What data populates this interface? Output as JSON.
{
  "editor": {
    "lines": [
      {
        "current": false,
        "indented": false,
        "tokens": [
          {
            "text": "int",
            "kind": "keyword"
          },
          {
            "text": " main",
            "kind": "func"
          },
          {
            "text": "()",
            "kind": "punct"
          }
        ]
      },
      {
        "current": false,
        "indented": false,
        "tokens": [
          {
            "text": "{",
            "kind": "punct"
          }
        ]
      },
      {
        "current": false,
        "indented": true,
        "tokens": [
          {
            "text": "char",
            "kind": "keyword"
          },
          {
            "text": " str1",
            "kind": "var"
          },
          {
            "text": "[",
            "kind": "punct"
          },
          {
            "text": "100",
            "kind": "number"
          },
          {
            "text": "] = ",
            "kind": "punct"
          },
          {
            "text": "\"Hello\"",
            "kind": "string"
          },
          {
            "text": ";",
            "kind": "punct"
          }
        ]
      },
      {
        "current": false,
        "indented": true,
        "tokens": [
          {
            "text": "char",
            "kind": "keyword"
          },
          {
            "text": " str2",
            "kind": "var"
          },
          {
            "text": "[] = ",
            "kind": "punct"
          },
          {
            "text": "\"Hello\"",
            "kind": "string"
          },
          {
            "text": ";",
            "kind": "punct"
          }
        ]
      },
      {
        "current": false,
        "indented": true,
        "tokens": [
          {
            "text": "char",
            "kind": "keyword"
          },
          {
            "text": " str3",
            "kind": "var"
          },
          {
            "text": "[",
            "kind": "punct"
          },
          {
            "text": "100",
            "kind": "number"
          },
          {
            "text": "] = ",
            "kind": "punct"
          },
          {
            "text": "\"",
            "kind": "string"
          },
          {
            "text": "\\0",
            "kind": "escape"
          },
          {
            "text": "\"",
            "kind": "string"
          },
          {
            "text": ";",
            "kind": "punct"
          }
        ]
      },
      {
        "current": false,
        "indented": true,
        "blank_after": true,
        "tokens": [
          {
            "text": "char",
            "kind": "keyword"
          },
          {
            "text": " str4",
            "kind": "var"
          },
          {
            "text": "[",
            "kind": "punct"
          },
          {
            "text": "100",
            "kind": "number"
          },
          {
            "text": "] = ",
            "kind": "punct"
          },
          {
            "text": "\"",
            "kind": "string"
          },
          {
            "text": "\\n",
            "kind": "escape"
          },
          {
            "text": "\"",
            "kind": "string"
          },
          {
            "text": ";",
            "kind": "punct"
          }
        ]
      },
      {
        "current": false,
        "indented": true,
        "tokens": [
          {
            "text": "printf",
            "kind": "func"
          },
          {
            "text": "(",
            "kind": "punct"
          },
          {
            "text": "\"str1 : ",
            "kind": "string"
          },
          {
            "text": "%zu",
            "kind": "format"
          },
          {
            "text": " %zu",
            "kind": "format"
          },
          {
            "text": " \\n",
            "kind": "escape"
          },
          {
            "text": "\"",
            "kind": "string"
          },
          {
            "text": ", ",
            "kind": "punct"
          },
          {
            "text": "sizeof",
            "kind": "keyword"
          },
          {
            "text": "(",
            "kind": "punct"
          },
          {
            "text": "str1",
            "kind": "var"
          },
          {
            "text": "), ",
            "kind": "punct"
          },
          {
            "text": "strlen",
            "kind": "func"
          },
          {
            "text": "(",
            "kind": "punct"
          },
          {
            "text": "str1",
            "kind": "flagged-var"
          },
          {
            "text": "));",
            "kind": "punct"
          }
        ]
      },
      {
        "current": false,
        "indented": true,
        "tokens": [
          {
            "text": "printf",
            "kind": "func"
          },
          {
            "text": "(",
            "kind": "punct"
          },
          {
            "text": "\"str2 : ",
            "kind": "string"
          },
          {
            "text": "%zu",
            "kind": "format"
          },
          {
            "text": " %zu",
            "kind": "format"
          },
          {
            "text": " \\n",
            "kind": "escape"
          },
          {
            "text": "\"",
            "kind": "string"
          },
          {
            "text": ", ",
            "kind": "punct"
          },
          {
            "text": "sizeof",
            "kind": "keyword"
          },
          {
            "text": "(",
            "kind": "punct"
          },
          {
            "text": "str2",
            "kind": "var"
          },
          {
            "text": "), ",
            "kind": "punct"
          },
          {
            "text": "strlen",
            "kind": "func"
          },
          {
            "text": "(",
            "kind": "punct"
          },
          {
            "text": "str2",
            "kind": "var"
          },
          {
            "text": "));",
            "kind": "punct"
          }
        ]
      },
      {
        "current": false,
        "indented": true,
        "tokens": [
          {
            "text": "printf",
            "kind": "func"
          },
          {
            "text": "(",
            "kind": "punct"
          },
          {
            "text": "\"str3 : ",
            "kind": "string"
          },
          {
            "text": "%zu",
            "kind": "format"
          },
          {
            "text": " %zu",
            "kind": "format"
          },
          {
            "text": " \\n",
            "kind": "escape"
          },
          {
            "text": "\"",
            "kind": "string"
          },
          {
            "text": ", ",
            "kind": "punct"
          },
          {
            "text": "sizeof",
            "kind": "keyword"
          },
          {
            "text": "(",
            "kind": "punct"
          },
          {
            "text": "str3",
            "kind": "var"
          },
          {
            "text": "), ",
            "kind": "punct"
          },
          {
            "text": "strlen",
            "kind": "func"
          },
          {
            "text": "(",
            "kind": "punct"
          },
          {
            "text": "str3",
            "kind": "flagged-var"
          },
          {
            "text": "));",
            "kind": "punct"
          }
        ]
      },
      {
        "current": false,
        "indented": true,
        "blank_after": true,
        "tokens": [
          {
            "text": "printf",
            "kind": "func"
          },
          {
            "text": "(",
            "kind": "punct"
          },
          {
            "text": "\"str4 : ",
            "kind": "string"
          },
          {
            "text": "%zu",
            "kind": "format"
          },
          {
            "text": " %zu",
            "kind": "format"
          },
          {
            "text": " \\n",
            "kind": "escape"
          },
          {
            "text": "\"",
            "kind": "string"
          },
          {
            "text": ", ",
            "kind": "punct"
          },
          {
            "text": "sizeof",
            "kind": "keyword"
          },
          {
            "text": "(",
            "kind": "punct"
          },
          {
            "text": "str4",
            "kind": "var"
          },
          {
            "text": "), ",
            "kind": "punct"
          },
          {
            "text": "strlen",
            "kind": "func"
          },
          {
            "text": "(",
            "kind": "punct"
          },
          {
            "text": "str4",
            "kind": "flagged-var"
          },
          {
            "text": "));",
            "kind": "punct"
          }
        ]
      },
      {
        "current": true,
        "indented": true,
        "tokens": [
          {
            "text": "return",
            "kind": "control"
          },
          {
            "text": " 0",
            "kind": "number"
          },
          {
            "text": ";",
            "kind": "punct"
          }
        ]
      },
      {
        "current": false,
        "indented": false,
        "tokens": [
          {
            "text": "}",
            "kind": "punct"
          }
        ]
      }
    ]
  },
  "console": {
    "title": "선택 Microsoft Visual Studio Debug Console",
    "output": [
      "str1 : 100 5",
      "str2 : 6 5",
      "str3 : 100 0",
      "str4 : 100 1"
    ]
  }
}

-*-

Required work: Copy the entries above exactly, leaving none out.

Task output:
What data populates this interface? Output as JSON.
{
  "editor": {
    "lines": [
      {
        "current": false,
        "indented": false,
        "tokens": [
          {
            "text": "int",
            "kind": "keyword"
          },
          {
            "text": " main",
            "kind": "func"
          },
          {
            "text": "()",
            "kind": "punct"
          }
        ]
      },
      {
        "current": false,
        "indented": false,
        "tokens": [
          {
            "text": "{",
            "kind": "punct"
          }
        ]
      },
      {
        "current": false,
        "indented": true,
        "tokens": [
          {
            "text": "char",
            "kind": "keyword"
          },
          {
            "text": " str1",
            "kind": "var"
          },
          {
            "text": "[",
            "kind": "punct"
          },
          {
            "text": "100",
            "kind": "number"
          },
          {
            "text": "] = ",
            "kind": "punct"
          },
          {
            "text": "\"Hello\"",
            "kind": "string"
          },
          {
            "text": ";",
            "kind": "punct"
          }
        ]
      },
      {
        "current": false,
        "indented": true,
        "tokens": [
          {
            "text": "char",
            "kind": "keyword"
          },
          {
            "text": " str2",
            "kind": "var"
          },
          {
            "text": "[] = ",
            "kind": "punct"
          },
          {
            "text": "\"Hello\"",
            "kind": "string"
          },
          {
            "text": ";",
            "kind": "punct"
          }
        ]
      },
      {
        "current": false,
        "indented": true,
        "tokens": [
          {
            "text": "char",
            "kind": "keyword"
          },
          {
            "text": " str3",
            "kind": "var"
          },
          {
            "text": "[",
            "kind": "punct"
          },
          {
            "text": "100",
            "kind": "number"
          },
          {
            "text": "] = ",
            "kind": "punct"
          },
          {
            "text": "\"",
            "kind": "string"
          },
          {
            "text": "\\0",
            "kind": "escape"
          },
          {
            "text": "\"",
            "kind": "string"
          },
          {
            "text": ";",
            "kind": "punct"
          }
        ]
      },
      {
        "current": false,
        "indented": true,
        "blank_after": true,
        "tokens": [
          {
            "text": "char",
            "kind": "keyword"
          },
          {
            "text": " str4",
            "kind": "var"
          },
          {
            "text": "[",
            "kind": "punct"
          },
          {
            "text": "100",
            "kind": "number"
          },
          {
            "text": "] = ",
            "kind": "punct"
          },
          {
            "text": "\"",
            "kind": "string"
          },
          {
            "text": "\\n",
            "kind": "escape"
          },
          {
            "text": "\"",
            "kind": "string"
          },
          {
            "text": ";",
            "kind": "punct"
          }
        ]
      },
      {
        "current": false,
        "indented": true,
        "tokens": [
          {
            "text": "printf",
            "kind": "func"
          },
          {
            "text": "(",
            "kind": "punct"
          },
          {
            "text": "\"str1 : ",
            "kind": "string"
          },
          {
            "text": "%zu",
            "kind": "format"
          },
          {
            "text": " %zu",
            "kind": "format"
          },
          {
            "text": " \\n",
            "kind": "escape"
          },
          {
            "text": "\"",
            "kind": "string"
          },
          {
            "text": ", ",
            "kind": "punct"
          },
          {
            "text": "sizeof",
            "kind": "keyword"
          },
          {
            "text": "(",
            "kind": "punct"
          },
          {
            "text": "str1",
            "kind": "var"
          },
          {
            "text": "), ",
            "kind": "punct"
          },
          {
            "text": "strlen",
            "kind": "func"
          },
          {
            "text": "(",
            "kind": "punct"
          },
          {
            "text": "str1",
            "kind": "flagged-var"
          },
          {
            "text": "));",
            "kind": "punct"
          }
        ]
      },
      {
        "current": false,
        "indented": true,
        "tokens": [
          {
            "text": "printf",
            "kind": "func"
          },
          {
            "text": "(",
            "kind": "punct"
          },
          {
            "text": "\"str2 : ",
            "kind": "string"
          },
          {
            "text": "%zu",
            "kind": "format"
          },
          {
            "text": " %zu",
            "kind": "format"
          },
          {
            "text": " \\n",
            "kind": "escape"
          },
          {
            "text": "\"",
            "kind": "string"
          },
          {
            "text": ", ",
            "kind": "punct"
          },
          {
            "text": "sizeof",
            "kind": "keyword"
          },
          {
            "text": "(",
            "kind": "punct"
          },
          {
            "text": "str2",
            "kind": "var"
          },
          {
            "text": "), ",
            "kind": "punct"
          },
          {
            "text": "strlen",
            "kind": "func"
          },
          {
            "text": "(",
            "kind": "punct"
          },
          {
            "text": "str2",
            "kind": "var"
          },
          {
            "text": "));",
            "kind": "punct"
          }
        ]
      },
      {
        "current": false,
        "indented": true,
        "tokens": [
          {
            "text": "printf",
            "kind": "func"
          },
          {
            "text": "(",
            "kind": "punct"
          },
          {
            "text": "\"str3 : ",
            "kind": "string"
          },
          {
            "text": "%zu",
            "kind": "format"
          },
          {
            "text": " %zu",
            "kind": "format"
          },
          {
            "text": " \\n",
            "kind": "escape"
          },
          {
            "text": "\"",
            "kind": "string"
          },
          {
            "text": ", ",
            "kind": "punct"
          },
          {
            "text": "sizeof",
            "kind": "keyword"
          },
          {
            "text": "(",
            "kind": "punct"
          },
          {
            "text": "str3",
            "kind": "var"
          },
          {
            "text": "), ",
            "kind": "punct"
          },
          {
            "text": "strlen",
            "kind": "func"
          },
          {
            "text": "(",
            "kind": "punct"
          },
          {
            "text": "str3",
            "kind": "flagged-var"
          },
          {
            "text": "));",
            "kind": "punct"
          }
        ]
      },
      {
        "current": false,
        "indented": true,
        "blank_after": true,
        "tokens": [
          {
            "text": "printf",
            "kind": "func"
          },
          {
            "text": "(",
            "kind": "punct"
          },
          {
            "text": "\"str4 : ",
            "kind": "string"
          },
          {
            "text": "%zu",
            "kind": "format"
          },
          {
            "text": " %zu",
            "kind": "format"
          },
          {
            "text": " \\n",
            "kind": "escape"
          },
          {
            "text": "\"",
            "kind": "string"
          },
          {
            "text": ", ",
            "kind": "punct"
          },
          {
            "text": "sizeof",
            "kind": "keyword"
          },
          {
            "text": "(",
            "kind": "punct"
          },
          {
            "text": "str4",
            "kind": "var"
          },
          {
            "text": "), ",
            "kind": "punct"
          },
          {
            "text": "strlen",
            "kind": "func"
          },
          {
            "text": "(",
            "kind": "punct"
          },
          {
            "text": "str4",
            "kind": "flagged-var"
          },
          {
            "text": "));",
            "kind": "punct"
          }
        ]
      },
      {
        "current": true,
        "indented": true,
        "tokens": [
          {
            "text": "return",
            "kind": "control"
          },
          {
            "text": " 0",
            "kind": "number"
          },
          {
            "text": ";",
            "kind": "punct"
          }
        ]
      },
      {
        "current": false,
        "indented": false,
        "tokens": [
          {
            "text": "}",
            "kind": "punct"
          }
        ]
      }
    ]
  },
  "console": {
    "title": "선택 Microsoft Visual Studio Debug Console",
    "output": [
      "str1 : 100 5",
      "str2 : 6 5",
      "str3 : 100 0",
      "str4 : 100 1"
    ]
  }
}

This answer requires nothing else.